→ TASK REQUIREMENTS: Report, as a single figure, how many lines in the records below include "icon".

#### GIVEN RECORDS ####

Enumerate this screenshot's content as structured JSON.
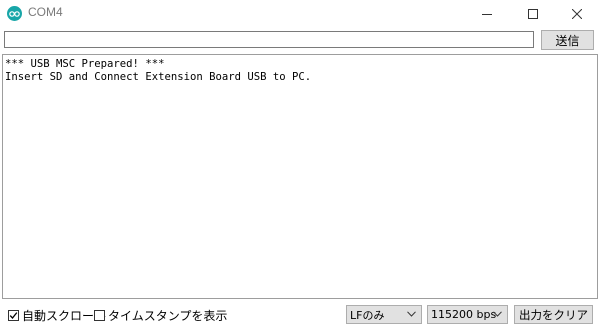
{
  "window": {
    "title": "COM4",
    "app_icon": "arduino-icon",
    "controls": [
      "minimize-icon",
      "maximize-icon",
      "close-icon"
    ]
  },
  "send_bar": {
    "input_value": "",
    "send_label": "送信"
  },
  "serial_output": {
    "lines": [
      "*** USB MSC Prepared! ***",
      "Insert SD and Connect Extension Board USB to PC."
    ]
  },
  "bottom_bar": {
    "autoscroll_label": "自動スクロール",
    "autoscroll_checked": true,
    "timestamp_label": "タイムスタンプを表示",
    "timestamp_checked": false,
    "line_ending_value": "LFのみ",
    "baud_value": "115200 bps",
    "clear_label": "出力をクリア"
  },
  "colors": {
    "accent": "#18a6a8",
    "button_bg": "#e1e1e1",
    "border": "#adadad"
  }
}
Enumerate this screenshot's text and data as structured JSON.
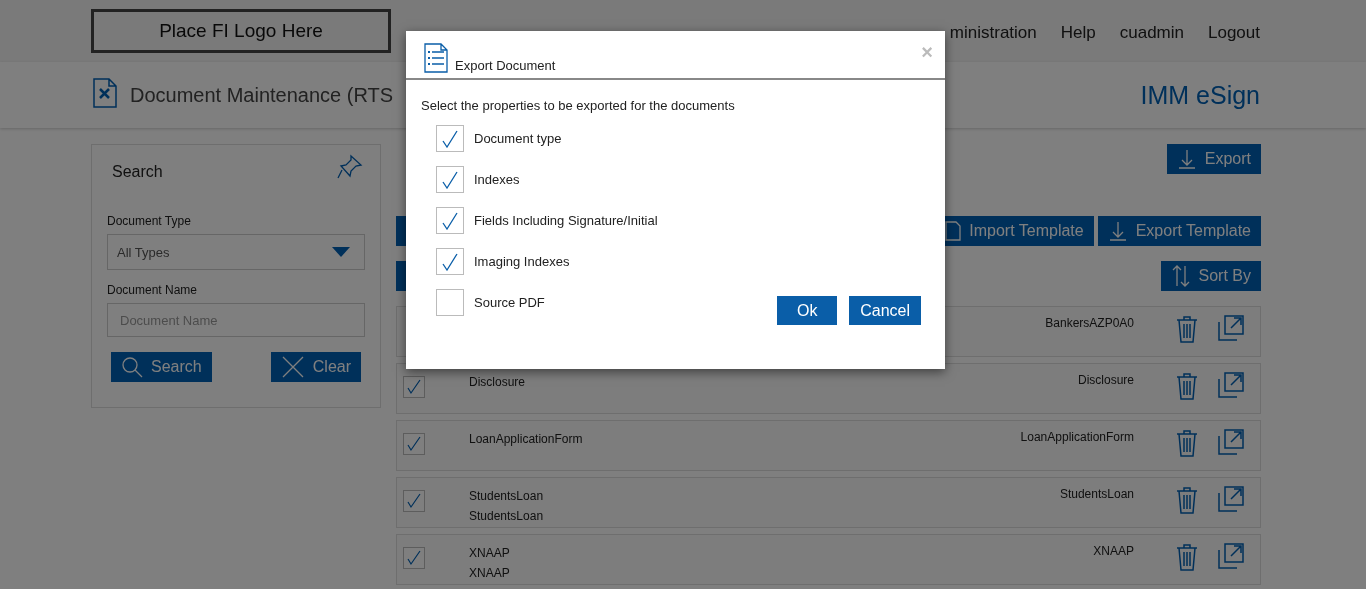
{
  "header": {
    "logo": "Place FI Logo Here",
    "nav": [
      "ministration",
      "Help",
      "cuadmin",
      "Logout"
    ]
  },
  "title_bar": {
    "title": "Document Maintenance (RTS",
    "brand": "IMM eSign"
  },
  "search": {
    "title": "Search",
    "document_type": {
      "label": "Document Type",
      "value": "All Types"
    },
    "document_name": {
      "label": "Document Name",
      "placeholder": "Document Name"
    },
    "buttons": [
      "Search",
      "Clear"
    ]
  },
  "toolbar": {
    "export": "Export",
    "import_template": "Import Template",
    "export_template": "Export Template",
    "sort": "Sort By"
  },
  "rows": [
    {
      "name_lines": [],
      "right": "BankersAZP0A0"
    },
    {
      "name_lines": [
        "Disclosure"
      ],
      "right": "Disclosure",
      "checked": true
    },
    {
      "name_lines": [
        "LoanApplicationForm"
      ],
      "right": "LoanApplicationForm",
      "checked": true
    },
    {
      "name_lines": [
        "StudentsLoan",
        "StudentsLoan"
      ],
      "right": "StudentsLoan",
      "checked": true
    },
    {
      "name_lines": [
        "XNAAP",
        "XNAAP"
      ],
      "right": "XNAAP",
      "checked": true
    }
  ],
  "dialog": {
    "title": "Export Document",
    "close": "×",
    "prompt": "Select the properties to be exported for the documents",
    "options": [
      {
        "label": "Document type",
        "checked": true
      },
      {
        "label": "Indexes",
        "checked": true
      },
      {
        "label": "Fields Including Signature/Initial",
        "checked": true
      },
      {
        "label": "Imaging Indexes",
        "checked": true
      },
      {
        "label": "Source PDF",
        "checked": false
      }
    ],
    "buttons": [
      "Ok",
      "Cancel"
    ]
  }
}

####

→ YOUR SOLUTION: 4